I have a big love for all of the annual plants that are available to augment my garden. Many of them come from tropical climates. One of the most popular annual plants of all time is impatiens walleriana. This plant grows readily in the heat, and covers itself with self cleaning flowers in a wide range of colors. Impatiens also tolerates a good bit of shade. They are happy in the sun, given sufficient water. They are the workhorse of annual shade bedding plants. That said, the impatiens are sick. A fungal disease that causes the plants to collapse in a rotten mess has infected our area. This picture, taken in 2009, at the one place I plant impatiens, tells the tale. I was so sure the client was over watering. I know now the plants were diseased. This devastating disease has affected impatiens plants all over the globe. There has been lots of discussion about planting impatiens this year in my area. I believe those major growers who are brave enough to suggest the disease is currently inherent in the seed. The upshot-should you find a nursery this season who still offers impatiens for sale, be advised that your purchase comes with an expiration date. Preventative applications of fungicide may stave off the disease, but once the disease is present, there is no cure. Any places planted with impatiens last year should not be replanted with them this year. No matter how much you love impatiens, the look of the plants in the picture above is not a good look.
The list of annual and tropical plants that tolerate shady locations is considerable. The toughest part is getting past the fact that a favorite plant in a favorite color is not available. On the positive side, adverse conditions can produce some very interesting and creative results. Green shade plants such as the irisine standards pictures, hostas, creeping jenny are not prized for their flowers, but the leaves are strikingly colorful. The same goes for the oxalis and Moses in the cradle. The flowers are not so showy, but the leaf color is spectacular.
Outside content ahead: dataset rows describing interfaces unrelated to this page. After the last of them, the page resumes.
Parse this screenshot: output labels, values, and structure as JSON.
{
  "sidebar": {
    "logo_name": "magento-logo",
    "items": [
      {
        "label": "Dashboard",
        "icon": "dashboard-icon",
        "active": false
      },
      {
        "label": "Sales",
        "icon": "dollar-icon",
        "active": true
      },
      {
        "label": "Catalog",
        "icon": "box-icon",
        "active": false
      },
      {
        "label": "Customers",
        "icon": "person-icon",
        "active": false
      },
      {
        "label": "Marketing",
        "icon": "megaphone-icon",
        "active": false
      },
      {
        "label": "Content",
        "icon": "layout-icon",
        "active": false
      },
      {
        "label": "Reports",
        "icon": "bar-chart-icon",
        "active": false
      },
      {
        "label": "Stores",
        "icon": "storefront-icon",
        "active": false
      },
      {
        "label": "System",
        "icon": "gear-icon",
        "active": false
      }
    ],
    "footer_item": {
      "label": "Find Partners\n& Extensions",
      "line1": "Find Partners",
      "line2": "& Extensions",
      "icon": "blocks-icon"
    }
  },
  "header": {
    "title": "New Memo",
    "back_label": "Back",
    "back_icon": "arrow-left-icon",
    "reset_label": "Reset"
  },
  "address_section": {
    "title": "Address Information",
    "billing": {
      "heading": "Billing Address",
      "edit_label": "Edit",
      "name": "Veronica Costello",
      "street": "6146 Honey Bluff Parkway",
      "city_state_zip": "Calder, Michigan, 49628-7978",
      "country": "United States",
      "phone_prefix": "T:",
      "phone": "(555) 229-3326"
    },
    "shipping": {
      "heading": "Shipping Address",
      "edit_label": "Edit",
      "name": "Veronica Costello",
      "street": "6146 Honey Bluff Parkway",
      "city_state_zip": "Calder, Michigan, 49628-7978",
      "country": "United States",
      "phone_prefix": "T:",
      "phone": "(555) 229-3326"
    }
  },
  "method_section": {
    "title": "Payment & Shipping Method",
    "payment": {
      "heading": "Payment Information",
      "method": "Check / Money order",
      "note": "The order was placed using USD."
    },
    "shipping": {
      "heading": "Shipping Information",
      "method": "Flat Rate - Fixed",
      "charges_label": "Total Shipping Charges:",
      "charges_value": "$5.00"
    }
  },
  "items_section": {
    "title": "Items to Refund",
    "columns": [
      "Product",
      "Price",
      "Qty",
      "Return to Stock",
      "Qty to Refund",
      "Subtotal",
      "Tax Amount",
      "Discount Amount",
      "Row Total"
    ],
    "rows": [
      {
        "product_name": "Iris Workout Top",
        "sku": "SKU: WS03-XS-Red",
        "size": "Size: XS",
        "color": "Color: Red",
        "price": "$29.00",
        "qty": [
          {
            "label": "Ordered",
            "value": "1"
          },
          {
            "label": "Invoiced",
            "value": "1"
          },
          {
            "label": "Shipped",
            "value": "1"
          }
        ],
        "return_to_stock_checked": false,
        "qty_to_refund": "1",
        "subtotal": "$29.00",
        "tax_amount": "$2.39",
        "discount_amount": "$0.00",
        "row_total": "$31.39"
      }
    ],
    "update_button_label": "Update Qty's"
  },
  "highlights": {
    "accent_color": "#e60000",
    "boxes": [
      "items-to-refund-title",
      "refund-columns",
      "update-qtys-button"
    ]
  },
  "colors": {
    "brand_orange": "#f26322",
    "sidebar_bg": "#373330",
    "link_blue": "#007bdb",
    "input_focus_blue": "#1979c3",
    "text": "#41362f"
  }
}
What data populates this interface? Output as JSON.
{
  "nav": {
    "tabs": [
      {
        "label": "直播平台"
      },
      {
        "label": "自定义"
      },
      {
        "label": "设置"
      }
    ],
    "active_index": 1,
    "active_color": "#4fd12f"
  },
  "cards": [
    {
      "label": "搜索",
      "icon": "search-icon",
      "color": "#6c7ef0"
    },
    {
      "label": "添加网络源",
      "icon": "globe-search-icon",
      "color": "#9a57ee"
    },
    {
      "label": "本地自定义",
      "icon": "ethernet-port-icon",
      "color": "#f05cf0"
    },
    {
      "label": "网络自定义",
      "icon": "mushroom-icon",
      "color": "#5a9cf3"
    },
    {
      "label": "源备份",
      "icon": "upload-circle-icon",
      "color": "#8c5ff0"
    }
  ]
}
Dragon wing begonias are quite tolerant of shade, though the colors tend towards the yellow reds, coral and orange-not at all like the bluish pinks so common in impatiens. The appearance of the color of this plant has everything to do with the color of its companion plants. Yellow will make this flower appear more coral orange. A red violet companion makes this begonia appear more rose red.
Fuchsia flowers may be small, but they have a very interesting shape, and come in a wide range of colors. A fuchsia on standard makes a great centerpiece in a container planted for shade. This fuchsia “Ballerina” will flower next to a north wall, all summer long.
Few shade tolerant annuals can rival coleus and caladiums for dramatic color and form. For many years coleus did not interest me that much. The colors looked so muddy. New cultivars have very clear and vibrant colors. They old standard caladiums have a lot more company these days. The arrow and strap leaf caladiums have a saucy shape, and are visible from quite a distance. The new white cultivars are very bright in shady locations. Variety is the spice of life, yes? In my opinion, the planting in this window box is much more visually interesting than a mass of impatiens. A good design assembles a collection of materials that look good together. Sometimes, the relationship between one element and another is vastly more interesting that the individual element alone. I do understand that there is a financial aspect to the impatiens debacle. An impatiens plant runs between .25 and .40 each. A single 4″ pot of coleus is 10 times that much. But many growers are offering coleus and seed New Guinea impatiens in flats. Some larger growing shade annuals can be found in 6 packs-18 plants to a flat. Other alternatives? Take the most ordinary white fibrous begonias in flats, and plant them in interesting shapes, swirls and stripes. Make the statement with a shape, rather than a specific variety. Impatiens has a tendency to get massive and shapeless by summer’s end. A planting of white or pick or red fibrous begonias can hold an intricate shape or pattern. A mix of three colors is more sparkly and interesting than one color. Those begonias can be punctuated with a 4″ pot of some other shade tolerant annual every so often. Another tip-fibrous begonias with dark leaves have a dour muddy look-stick with the green leaved varieties, unless you have a whole “other than green” foliage idea in mind. But the best of this bad situation is a chance to become acquainted with plants you may have passed by before. There are some very beautiful plants out there, looking for a home for the summer.